* _Exercise prompt_
Check every line of the data below for the word "健康范围", then give only the number of lines that have it.

* _Material provided_
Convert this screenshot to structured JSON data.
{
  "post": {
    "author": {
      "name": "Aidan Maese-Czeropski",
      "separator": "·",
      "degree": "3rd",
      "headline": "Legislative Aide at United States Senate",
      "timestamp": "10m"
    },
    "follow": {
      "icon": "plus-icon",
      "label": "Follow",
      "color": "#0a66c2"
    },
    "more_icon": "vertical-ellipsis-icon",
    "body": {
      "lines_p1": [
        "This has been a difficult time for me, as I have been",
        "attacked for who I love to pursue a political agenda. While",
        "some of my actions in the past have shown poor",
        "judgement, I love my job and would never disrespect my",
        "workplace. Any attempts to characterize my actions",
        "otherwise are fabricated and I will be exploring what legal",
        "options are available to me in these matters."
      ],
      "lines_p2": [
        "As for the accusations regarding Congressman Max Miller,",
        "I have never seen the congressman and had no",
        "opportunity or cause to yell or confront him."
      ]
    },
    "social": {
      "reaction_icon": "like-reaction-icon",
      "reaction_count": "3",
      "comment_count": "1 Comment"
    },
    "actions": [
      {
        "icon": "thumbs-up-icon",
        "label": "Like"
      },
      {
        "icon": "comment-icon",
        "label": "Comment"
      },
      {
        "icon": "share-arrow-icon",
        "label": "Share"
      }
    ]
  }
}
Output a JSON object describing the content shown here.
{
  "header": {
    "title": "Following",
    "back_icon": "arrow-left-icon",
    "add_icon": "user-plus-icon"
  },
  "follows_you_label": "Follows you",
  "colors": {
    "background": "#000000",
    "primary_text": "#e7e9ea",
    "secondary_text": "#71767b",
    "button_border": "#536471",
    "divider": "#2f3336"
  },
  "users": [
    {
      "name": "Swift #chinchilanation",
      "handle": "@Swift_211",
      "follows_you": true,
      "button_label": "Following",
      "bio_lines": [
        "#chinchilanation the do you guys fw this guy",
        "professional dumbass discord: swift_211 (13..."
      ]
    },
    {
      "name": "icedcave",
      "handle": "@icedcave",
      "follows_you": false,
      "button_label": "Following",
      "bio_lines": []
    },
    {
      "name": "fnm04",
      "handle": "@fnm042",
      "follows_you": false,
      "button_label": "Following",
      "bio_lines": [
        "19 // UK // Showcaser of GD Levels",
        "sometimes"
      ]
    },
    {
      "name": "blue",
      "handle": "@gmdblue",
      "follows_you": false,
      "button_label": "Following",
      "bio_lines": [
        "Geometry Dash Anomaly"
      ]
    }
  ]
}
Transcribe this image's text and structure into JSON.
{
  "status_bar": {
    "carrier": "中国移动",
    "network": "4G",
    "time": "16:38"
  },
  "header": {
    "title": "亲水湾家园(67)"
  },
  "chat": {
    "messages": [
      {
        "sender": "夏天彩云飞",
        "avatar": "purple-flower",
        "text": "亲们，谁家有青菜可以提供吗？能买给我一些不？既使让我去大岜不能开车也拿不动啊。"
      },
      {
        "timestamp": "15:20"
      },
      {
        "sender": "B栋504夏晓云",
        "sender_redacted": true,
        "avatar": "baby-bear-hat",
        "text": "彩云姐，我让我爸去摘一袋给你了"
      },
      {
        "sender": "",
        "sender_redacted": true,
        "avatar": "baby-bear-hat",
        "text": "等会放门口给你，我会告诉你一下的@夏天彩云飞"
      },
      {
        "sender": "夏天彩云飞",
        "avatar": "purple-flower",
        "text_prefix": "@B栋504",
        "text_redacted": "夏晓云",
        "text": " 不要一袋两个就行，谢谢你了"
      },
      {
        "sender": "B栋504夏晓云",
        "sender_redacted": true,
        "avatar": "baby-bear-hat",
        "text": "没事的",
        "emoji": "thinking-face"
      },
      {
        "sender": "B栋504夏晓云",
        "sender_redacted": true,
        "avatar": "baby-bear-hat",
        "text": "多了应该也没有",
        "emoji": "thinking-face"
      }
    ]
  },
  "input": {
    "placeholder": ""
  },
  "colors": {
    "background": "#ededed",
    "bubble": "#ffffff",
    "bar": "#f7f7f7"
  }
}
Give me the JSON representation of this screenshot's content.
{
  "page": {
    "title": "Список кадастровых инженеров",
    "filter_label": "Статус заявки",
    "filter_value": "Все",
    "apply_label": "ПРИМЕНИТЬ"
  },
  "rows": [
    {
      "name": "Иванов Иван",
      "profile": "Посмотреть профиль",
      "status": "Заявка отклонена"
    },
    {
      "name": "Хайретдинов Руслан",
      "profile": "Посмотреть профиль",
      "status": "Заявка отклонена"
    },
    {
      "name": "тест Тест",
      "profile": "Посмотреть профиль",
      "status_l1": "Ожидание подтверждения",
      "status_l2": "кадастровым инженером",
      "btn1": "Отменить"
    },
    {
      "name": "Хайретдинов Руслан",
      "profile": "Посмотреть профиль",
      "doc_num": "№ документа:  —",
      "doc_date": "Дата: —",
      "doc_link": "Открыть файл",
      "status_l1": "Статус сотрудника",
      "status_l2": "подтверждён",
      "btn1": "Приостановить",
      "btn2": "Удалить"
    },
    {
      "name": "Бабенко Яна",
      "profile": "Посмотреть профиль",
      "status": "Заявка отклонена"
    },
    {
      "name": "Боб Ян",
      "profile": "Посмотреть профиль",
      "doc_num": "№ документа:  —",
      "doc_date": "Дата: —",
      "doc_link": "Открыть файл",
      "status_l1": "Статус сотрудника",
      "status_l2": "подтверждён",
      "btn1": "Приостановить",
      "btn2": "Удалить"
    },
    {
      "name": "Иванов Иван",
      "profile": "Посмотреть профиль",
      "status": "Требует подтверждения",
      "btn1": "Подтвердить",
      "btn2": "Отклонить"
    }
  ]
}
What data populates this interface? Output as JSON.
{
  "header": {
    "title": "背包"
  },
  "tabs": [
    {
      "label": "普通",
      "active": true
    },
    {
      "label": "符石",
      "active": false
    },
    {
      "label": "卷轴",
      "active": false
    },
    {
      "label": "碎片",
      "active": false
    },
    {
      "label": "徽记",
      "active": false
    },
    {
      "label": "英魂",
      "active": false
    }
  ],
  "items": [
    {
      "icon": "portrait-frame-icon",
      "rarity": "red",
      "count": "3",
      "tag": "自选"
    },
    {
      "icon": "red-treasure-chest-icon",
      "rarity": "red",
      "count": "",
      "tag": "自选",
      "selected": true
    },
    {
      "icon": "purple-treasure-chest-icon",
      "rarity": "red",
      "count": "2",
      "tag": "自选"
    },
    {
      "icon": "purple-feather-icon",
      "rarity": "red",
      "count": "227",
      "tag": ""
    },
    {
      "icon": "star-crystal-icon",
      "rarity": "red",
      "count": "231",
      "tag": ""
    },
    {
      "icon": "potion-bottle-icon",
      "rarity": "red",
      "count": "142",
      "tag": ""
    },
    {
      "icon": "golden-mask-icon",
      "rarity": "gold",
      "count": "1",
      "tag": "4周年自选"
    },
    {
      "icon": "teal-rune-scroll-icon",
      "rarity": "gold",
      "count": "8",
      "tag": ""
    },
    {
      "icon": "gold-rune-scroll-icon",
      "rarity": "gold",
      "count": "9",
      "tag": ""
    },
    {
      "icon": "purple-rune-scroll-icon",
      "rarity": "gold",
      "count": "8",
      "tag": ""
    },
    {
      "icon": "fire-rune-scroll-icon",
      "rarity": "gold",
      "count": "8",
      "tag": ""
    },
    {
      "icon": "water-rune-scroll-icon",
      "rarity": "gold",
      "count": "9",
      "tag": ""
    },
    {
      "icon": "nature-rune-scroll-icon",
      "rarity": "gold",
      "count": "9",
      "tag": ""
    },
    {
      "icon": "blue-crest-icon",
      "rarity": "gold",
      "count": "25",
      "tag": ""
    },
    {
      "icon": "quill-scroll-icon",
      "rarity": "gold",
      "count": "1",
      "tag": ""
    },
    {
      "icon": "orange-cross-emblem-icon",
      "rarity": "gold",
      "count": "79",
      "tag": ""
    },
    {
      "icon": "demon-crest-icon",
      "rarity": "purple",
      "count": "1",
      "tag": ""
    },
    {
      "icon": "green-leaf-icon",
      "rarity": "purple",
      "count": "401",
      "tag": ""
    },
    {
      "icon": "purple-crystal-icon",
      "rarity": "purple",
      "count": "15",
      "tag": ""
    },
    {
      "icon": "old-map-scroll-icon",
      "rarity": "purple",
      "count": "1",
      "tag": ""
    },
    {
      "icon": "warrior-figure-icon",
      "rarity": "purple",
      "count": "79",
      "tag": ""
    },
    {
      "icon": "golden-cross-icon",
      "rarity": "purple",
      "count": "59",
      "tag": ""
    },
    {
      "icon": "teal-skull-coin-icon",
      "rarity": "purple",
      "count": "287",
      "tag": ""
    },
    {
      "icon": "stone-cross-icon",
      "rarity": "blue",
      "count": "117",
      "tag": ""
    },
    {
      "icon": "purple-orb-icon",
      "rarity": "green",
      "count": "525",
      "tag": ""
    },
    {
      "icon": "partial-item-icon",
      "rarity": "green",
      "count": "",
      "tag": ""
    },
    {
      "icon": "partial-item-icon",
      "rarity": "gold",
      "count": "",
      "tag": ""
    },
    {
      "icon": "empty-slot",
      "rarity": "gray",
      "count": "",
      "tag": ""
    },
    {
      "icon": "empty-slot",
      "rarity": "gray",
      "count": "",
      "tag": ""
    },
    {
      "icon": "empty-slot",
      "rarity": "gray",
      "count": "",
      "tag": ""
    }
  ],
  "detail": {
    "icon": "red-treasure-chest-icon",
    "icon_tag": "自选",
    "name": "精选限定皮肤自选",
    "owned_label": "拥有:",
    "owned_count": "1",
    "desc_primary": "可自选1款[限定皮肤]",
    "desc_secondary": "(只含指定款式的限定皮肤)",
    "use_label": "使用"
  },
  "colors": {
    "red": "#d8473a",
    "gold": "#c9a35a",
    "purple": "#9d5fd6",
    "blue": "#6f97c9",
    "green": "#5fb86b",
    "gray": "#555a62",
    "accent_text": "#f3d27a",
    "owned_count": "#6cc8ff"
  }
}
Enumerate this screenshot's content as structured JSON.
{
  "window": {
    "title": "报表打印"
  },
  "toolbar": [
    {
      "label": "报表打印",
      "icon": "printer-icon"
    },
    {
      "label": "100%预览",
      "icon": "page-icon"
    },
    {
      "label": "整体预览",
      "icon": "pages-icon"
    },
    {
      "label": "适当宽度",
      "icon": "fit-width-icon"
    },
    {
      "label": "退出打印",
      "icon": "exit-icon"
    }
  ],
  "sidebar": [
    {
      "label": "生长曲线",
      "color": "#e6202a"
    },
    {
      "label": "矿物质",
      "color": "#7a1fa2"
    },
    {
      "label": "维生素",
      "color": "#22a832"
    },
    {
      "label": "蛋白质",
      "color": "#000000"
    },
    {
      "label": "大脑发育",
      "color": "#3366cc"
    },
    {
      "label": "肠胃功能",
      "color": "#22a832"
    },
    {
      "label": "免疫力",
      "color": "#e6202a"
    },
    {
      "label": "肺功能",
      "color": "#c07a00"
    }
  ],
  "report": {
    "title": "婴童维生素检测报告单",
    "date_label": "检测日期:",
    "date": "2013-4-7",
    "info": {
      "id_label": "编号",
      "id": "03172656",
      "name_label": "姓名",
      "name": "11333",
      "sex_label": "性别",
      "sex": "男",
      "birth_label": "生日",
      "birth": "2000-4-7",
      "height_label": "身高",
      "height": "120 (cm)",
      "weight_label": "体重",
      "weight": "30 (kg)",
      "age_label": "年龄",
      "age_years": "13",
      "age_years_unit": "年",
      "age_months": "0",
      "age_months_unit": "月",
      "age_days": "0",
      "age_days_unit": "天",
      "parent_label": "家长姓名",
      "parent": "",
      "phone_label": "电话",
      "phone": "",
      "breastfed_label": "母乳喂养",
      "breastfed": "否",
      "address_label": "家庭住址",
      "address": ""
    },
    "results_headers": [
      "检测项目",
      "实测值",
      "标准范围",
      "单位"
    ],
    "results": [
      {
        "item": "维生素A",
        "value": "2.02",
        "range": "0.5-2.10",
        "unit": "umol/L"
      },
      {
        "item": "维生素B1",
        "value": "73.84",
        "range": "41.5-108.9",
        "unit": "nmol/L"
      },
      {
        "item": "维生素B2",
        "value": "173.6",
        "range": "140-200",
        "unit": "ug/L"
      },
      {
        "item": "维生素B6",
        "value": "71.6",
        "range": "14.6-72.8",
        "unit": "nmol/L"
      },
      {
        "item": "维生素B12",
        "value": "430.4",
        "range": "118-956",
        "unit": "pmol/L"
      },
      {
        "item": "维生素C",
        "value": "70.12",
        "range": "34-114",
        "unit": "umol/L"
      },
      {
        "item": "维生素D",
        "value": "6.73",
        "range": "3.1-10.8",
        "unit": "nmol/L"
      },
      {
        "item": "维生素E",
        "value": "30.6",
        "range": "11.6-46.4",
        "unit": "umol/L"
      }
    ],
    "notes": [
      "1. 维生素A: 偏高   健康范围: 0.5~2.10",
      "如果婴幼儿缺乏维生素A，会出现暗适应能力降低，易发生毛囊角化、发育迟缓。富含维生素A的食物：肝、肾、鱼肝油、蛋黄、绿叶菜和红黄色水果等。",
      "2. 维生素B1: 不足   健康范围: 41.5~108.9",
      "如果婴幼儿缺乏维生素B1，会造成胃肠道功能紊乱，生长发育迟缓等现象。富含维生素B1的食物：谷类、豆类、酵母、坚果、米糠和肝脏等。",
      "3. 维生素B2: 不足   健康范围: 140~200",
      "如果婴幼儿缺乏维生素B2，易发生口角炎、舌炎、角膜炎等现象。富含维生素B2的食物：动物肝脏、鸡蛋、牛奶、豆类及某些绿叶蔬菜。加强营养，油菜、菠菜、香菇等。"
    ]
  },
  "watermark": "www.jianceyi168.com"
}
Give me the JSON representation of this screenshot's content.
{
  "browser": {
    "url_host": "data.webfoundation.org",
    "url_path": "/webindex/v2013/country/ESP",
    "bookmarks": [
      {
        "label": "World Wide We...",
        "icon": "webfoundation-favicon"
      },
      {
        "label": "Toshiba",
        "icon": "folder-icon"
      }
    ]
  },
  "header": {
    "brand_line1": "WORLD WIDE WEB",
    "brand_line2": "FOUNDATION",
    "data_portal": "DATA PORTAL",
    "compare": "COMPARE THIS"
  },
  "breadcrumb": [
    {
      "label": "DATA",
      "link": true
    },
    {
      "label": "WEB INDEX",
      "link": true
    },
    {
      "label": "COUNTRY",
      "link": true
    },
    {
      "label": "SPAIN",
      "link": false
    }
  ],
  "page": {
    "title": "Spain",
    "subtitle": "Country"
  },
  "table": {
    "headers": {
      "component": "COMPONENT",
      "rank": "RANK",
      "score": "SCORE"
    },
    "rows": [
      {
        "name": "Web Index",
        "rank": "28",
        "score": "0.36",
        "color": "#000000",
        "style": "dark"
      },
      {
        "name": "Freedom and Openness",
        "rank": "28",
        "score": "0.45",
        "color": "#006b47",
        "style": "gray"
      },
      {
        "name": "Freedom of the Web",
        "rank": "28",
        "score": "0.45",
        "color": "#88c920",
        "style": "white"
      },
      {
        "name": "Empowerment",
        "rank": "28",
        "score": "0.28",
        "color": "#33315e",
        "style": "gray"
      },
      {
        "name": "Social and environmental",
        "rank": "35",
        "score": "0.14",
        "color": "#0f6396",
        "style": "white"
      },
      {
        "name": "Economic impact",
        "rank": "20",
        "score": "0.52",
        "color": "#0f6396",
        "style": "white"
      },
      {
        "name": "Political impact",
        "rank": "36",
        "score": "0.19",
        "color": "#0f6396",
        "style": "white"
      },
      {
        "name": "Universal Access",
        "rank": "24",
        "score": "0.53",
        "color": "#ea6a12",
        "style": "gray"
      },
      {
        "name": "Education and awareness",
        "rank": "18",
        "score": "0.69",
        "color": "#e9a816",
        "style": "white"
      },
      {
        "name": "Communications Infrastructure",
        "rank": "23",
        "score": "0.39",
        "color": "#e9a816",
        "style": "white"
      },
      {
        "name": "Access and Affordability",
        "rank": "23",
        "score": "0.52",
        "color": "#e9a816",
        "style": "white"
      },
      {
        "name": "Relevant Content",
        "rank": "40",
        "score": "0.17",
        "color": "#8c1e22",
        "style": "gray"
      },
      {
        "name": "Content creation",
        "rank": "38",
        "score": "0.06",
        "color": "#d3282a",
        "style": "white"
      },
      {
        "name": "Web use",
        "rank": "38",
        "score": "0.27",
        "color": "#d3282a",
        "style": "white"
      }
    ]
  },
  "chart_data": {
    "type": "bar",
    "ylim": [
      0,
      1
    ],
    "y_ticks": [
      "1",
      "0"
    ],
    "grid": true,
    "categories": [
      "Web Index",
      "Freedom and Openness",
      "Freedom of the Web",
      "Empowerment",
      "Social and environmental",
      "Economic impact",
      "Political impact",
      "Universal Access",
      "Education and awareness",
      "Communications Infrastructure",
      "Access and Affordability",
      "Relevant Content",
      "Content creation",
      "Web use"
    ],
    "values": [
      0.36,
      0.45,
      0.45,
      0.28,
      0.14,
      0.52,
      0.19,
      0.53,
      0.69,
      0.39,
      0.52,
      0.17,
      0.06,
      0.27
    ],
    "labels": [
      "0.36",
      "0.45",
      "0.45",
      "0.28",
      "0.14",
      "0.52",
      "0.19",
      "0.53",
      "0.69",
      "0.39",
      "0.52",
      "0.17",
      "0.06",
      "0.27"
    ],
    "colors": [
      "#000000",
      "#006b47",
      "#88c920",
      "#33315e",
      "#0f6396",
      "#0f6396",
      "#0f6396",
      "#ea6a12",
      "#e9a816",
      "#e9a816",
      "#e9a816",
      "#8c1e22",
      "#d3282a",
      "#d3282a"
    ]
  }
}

* _Response below_
3